The defendants produced documents in response to plaintiffs' first set of requests for production and included in the production were five documents that the defendants were later claim were subject to attorney-client privilege. Before the defendants made that claim, however, the plaintiffs deposed a corporate designee of Defendants Musion Events Ltd. and Musion 3D Ltd. During that deposition the five documents in questions were marked as exhibits. For some of the documents, the deponent testified regarding the contents of the documents and even read portions of the documents into the record--all without objection as to privilege or work product.

Shortly after that deposition, the defendants' counsel to plaintiffs' counsel and requested a claw-back of the five documents pursuant to the parties' protective order.

In analyzing whether a claw-back was appropriate, the district summarize the law in the Ninth Circuit with a focus on waiver: The Ninth Circuit recognizes several ways by which parties may waive privilege. In re Pac. Pictures Corp., 679 F.3d 1121, 1126 (9th Cir. 2012) (citing Hernandez v. Tanninen, 604 F.3d 1095, 1100 (9th Cir. 2010)). Voluntarily disclosing privileged documents to third parties destroys the privilege. Id. (citing Hernandez, 604 F.3d at 1100). Disclosure, however, does not constitute a waiver if it is inadvertent, the holder of the privilege took reasonable steps to prevent disclosure, and the holder took reasonable steps to rectify the error. Fed.R.Evid. 502(b).

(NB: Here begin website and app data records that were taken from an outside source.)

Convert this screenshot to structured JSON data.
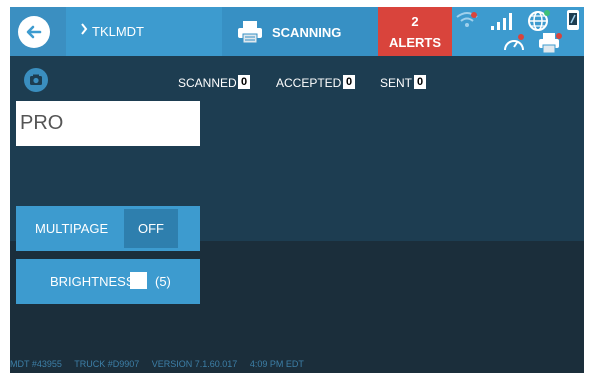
{
  "header": {
    "breadcrumb": "TKLMDT",
    "scan_label": "SCANNING",
    "alerts_count": "2",
    "alerts_label": "ALERTS"
  },
  "counters": [
    {
      "label": "SCANNED",
      "value": "0"
    },
    {
      "label": "ACCEPTED",
      "value": "0"
    },
    {
      "label": "SENT",
      "value": "0"
    }
  ],
  "pro_field": {
    "value": "PRO"
  },
  "multipage": {
    "label": "MULTIPAGE",
    "state": "OFF"
  },
  "brightness": {
    "label": "BRIGHTNESS",
    "value": "(5)"
  },
  "footer": {
    "mdt": "MDT #43955",
    "truck": "TRUCK #D9907",
    "version": "VERSION  7.1.60.017",
    "time": "4:09 PM EDT"
  },
  "icons": {
    "back": "arrow-left-icon",
    "scan": "printer-icon",
    "wifi": "wifi-icon",
    "signal": "signal-icon",
    "globe": "globe-icon",
    "phone": "phone-icon",
    "gauge": "speedometer-icon",
    "printer": "printer-icon",
    "camera": "camera-icon"
  },
  "colors": {
    "accent": "#3d9bcf",
    "alert": "#d9443c",
    "panel": "#1d3d51",
    "background": "#1b2e3b"
  }
}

The district court also addressed Federal Rule of Evidence 502, explaining that Federal Rules of Evidence 502(d) and (e) allow the Court to enter a protective order supplanting the default rule governing inadvertent disclosure. Great-W. Life & Annuity Ins. Co. v. Am. Econ. Ins. Co., 2013 WL 5332410, *10 (D. Nev. Sept. 23, 2013). "For example, the court order may provide for return of documents without waiver irrespective of the care taken by the disclosing party; the rule contemplates enforcement of claw back and quick peek arrangements as a way to avoid the excessive costs of pre-production review for privilege and work product." Id. (quoting Advisory Committee Note to Fed.R.Evid. 502).

But importantly, the district court noted that claw-back provisions govern only waivers by inadvertent disclosure. Great-W. Life & Annuity Ins. Co., 2013 WL 5332410 at *15. Failure to timely object to the introduction of an exhibit waives any privilege, regardless of the presence of a claw-back provision governing inadvertent disclosure.

As a result, the district court concluded that "[r]egardless of whether the stipulated protective order controls inadvertent disclosure, Defendants waived their privilege claims by failing to timely object to the use of the disputed exhibits."

The district court also concluded that there was a waiver of work product protection. "Waiver of privilege does not necessarily result in waiver of work product protection. Datel Holdings Ltd. v. Microsoft Corp., 2011 WL 866993, *7 (N.D. Cal. Mar. 11, 2011). However, voluntarily testifying regarding protected information waives any claim to work product protection. Hernandez v. Tanninen, 604 F.3d 1095, 1100 (9th Cir. 2010) (United States v. Nobles, 422 U.S. 225, 239-40 (1975)). Accordingly, the voluntary testimony regarding Exhibit 22 extinguished Defendants' sole work product claim. Nobles, 422 U.S. 225, 239-40 ("Respondent can no more advance the work-product doctrine to sustain a unilateral testimonial use of work-product materials than he could elect to testify in his own behalf and thereafter assert his Fifth Amendment privilege to resist cross-examination on matters reasonably related to those brought out in direct examination").

Hologram USA, Inc. v. Pulse Evolution Corp., Case No. 2:14-cv-00772-GMN-NJK (D. Nev. July 5, 2016)